Optimizing the Siting and Design of Distributed Energy ResourcesApril 7, 2021
Utilities provide integration capacity maps that can help customers and developers optimize the placement of distributed energy resources like solar generation and electric vehicle chargers. The California Public Utilities Commission recently decided to require improvements to the maps, which will unlock new uses that can aid public agencies’ decarbonization efforts.
Public agencies are increasingly looking to meet greenhouse gas emissions reduction targets by installing solar panels on publicly-owned facilities, adding electric vehicle chargers for residents’ vehicles and agency fleets, or by replacing natural gas furnaces with efficient electric heat pumps. However, the increasing adoption of distributed energy resources (DERs), such as rooftop solar and energy storage, means that the electric grid can become stressed in places. When the electric grid reaches its limits, new DERs cannot be installed without time-consuming studies or expensive utility upgrades.

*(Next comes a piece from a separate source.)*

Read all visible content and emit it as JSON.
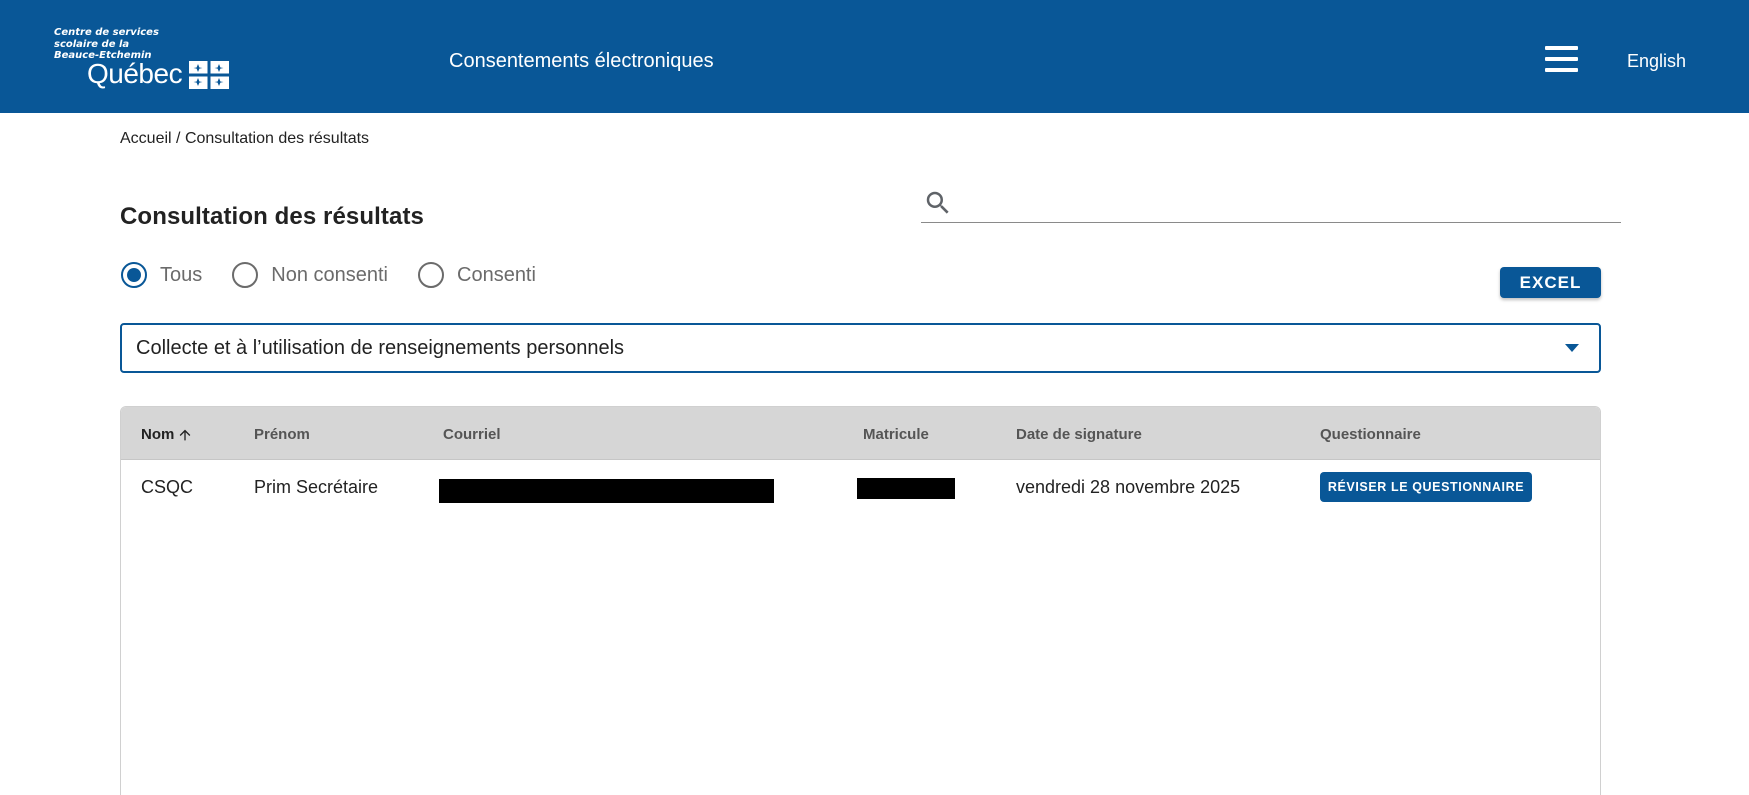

Integration Capacity Analysis (ICA) is a analytical tool that can help public agencies and utilities plan for and build a cleaner electric grid by optimizing the design and placement of DERs. ICA provides a snapshot in time of the conditions on a utility’s distribution grid that reflect the grid’s ability to host additional DERs at specific locations without upgrades to the system. The information gleaned from this analysis can help regulators, utilities, public agencies, developers, and residents make more proactive, cost-effective, and efficient decisions about DER investments.
By providing greater transparency into the grid, displayed in the form of maps with supporting datasets, ICA can help reveal the operational limits of the grid, which might impact the ability of new DERs to interconnect quickly or affordably. The tool can also identify areas where DERs may be able to provide beneficial services by addressing existing grid constraints. ICA can inform more strategic investments or targeted incentives for private investment in DERs in specific areas over the long term.
California’s ICA maps were launched in 2018 and today provides useful information about the ability of the state’s grid to support more solar generation. For example, in the map below you can see that the red electric lines on the southern half of the map likely could not support a large amount of new solar generation without expensive upgrades, but in the northern half the lines are green, indicating that the grid likely could support a large amount of new solar generation.
The ICA maps also include more detailed results which public agencies can use to design new DERs with energy storage to avoid grid limits that occur occasionally. For example, the detailed results provide the size of new DERs that can be accommodated in each month. With this granular data, a public agency could determine that a community center could accommodate a 2-megawatt solar project for most of the year, but only a 1-megawatt project in March and April. In that case, the public agency could elect to install an energy storage system to capture 1 megawatt of generation in March and April, enabling it to build the full-sized 2 megawatt project without triggering delays or concerns from the electric utility.
California’s ICA maps currently do not provide useful information for public agencies and customers seeking to design or site new EV chargers or building electrification projects. Shute, Mihaly, and Weinberger filed a motion on behalf of the Interstate Renewable Energy Council asking the California Public Utilities Commission to order significant improvements to the ICA tool. In January 2021, the Commission granted the motion and established new requirements to improve the accuracy and usefulness of the ICA maps going forward. These include requiring utilities to:
- identify changes to enable the ICA results to aid customers seeking to add electric vehicle charging stations or reduce their use of natural gas in buildings,
- reduce how much data they redact from their maps,
- improve their data validation practices to avoid undetected errors, and
- engage in a process of continuing improvements.
If California is going to meet its ambitious climate goals, utilities must quickly facilitate customers’ increased use of solar, electric vehicles, energy storage, and electric heat. The Commission’s decision ensures that utilities provide maps and data that help public agencies meet their transportation and building decarbonization goals.
To learn more about distributed energy resources and ICA maps, contact Yochi Zakai.